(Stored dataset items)
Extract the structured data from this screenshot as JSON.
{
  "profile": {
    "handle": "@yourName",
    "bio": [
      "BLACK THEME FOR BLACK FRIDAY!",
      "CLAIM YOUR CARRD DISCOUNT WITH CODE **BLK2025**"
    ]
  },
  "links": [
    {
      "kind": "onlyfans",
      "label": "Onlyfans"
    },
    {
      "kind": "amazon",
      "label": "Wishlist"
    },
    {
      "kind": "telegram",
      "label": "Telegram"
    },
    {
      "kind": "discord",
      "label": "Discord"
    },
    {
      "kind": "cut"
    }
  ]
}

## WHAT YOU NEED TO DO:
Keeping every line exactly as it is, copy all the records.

## TASK RESPONSE:
Extract the structured data from this screenshot as JSON.
{
  "profile": {
    "handle": "@yourName",
    "bio": [
      "BLACK THEME FOR BLACK FRIDAY!",
      "CLAIM YOUR CARRD DISCOUNT WITH CODE **BLK2025**"
    ]
  },
  "links": [
    {
      "kind": "onlyfans",
      "label": "Onlyfans"
    },
    {
      "kind": "amazon",
      "label": "Wishlist"
    },
    {
      "kind": "telegram",
      "label": "Telegram"
    },
    {
      "kind": "discord",
      "label": "Discord"
    },
    {
      "kind": "cut"
    }
  ]
}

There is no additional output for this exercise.